This situation, however appealing, raises a few questions about privacy. What is funny is that this is in direct contradiction to the sole reason for the development of bitcoins and blockchains. Several experts came forward and commented that a technology that can provide a record of every transaction ever could be very easily exploited for everything from customer profiling to less benign reasons.

However, if you look at it from another perspective, you’ll realize that blockchains significantly improve transparency in Big Data, and consequently in Data Analytics. Unlike the previous algorithms, the Blockchain is designed in such a manner that it rejects any input that it deems suspicious or cannot verify. As a result of this, blockchain stores data that is entirely transparent.

Big Data Tools for Blockchain:
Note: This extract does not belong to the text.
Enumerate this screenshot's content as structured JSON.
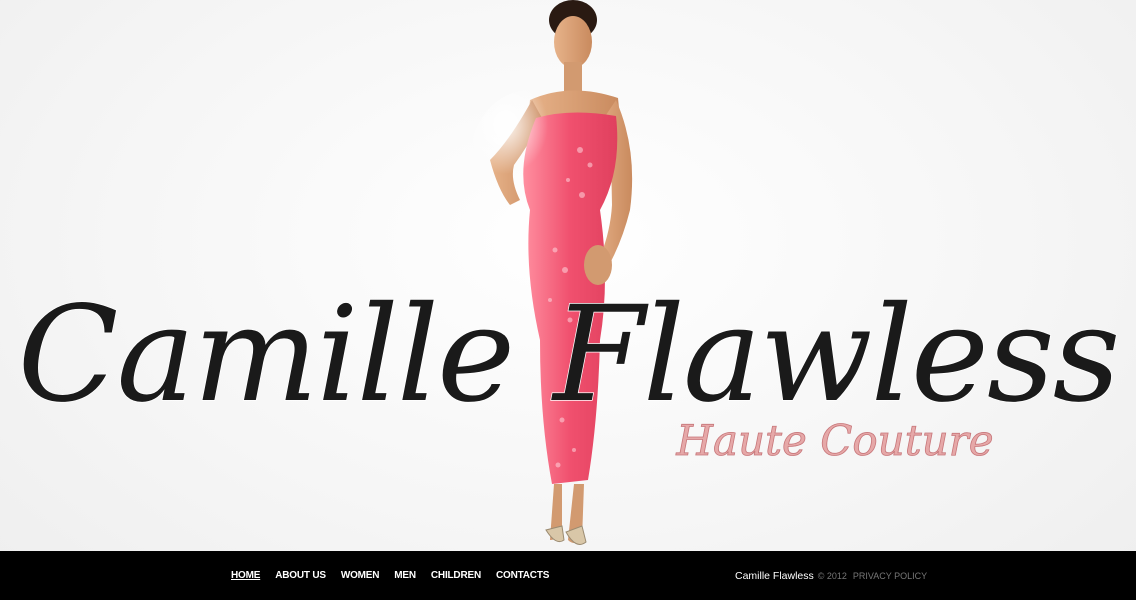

Companies that wish to support their Big Data with the Blockchain technology will soon find new and more sophisticated tools to help with the same. BigChainDB, built on top of MongoDB, is one such tool. By adding features like scalability, ability to execute queries faster and in a more efficient manner, and audit trails, it will become much more straightforward for organizations to build blockchain-based applications that comply with the corporate standards. The growth of these tools will drive the companies to adopt the Blockchain technologies and outperform their competitors.

Spearheaded by the large-scale adoption and distribution of cryptocurrency and especially Bitcoins, the Blockchain technology is gaining ground and is leaving no domain untouched. The security and speed it provides to the transactions could easily revolutionize the traditional data systems with the organizations. A survey conducted by KPMG and Forrester Consulting says that one-third of all the decision-makers in any organization trust their company’s heap of data. With blockchain gaining momentum, we can expect this trust to be strengthened with time, and real-time applications will get much more commonplace. We’re experiencing a genuine paradigm shift, now that organizations are not only able to analyze data, but also rest assured that the data is reliable, immutable, and authentic. Blockchain could very well prove to be a catalyst for data quality, and the convergence of big data and blockchain can offer tremendous opportunities for organizations and consumers.

Big Data and Blockchain go hand-in-hand for most parts, and if you’re looking for a career in the field of Data Science, Blockchains is the new thing! However, to fully understand and appreciate the power of Blockchains, you’ll need to get acquainted with the finer points of Big Data Analytics. For that, there are several Big Data certifications and courses online that you can get registered for gain the required knowledge for developing coherent Big Data solutions and integrating it with the Blockchain technology.